__Brief__
Find every line in the records below that holds the word "Total" and copy it.

Top of Study material

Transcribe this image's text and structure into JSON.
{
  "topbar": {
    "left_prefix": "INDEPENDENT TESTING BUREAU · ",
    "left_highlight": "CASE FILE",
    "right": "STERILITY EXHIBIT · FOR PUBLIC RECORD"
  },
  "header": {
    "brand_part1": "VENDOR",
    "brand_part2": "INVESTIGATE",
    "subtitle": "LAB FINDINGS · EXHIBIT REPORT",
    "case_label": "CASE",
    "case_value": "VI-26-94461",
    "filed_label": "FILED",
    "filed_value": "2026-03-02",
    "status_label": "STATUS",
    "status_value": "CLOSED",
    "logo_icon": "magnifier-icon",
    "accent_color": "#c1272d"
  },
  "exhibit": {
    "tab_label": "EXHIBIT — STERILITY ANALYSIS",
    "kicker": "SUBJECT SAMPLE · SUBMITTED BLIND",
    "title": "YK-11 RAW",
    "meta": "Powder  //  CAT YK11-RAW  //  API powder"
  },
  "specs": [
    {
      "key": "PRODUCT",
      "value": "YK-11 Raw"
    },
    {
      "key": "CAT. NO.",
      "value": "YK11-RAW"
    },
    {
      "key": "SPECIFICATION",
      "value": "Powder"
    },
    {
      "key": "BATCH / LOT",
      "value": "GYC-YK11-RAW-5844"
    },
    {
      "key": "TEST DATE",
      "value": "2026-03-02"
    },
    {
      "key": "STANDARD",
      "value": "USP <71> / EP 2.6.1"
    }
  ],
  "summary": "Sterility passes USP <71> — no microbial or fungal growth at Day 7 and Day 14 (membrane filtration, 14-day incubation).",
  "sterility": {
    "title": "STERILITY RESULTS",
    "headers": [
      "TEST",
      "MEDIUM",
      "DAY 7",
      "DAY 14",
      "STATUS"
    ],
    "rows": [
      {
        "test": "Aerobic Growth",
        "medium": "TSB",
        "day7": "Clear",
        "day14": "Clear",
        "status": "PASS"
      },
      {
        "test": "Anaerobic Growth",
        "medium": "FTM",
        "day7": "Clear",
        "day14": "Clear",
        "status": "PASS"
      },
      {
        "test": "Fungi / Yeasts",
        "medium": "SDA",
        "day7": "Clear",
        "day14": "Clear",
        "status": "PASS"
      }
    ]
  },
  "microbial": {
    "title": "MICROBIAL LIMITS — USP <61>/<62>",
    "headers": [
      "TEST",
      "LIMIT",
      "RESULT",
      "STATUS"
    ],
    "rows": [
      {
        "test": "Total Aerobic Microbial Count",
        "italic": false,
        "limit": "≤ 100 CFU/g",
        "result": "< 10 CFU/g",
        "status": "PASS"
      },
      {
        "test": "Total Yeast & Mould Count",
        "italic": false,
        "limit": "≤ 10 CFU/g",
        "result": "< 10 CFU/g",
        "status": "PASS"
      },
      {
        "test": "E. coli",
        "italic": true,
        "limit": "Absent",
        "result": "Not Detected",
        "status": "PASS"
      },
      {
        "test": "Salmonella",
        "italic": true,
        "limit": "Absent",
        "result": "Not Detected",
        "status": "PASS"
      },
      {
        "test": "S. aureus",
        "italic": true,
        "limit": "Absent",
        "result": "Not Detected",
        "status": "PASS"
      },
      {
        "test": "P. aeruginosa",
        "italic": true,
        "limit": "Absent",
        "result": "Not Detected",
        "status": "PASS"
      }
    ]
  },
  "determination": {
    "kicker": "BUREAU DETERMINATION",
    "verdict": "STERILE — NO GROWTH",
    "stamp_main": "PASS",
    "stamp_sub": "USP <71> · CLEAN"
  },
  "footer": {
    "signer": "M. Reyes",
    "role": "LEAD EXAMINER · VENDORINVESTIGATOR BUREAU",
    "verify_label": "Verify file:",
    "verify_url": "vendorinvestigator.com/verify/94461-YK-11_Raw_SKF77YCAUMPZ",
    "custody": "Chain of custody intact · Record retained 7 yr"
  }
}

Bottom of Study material

__Written answer__
        "test": "Total Aerobic Microbial Count",
        "test": "Total Yeast & Mould Count",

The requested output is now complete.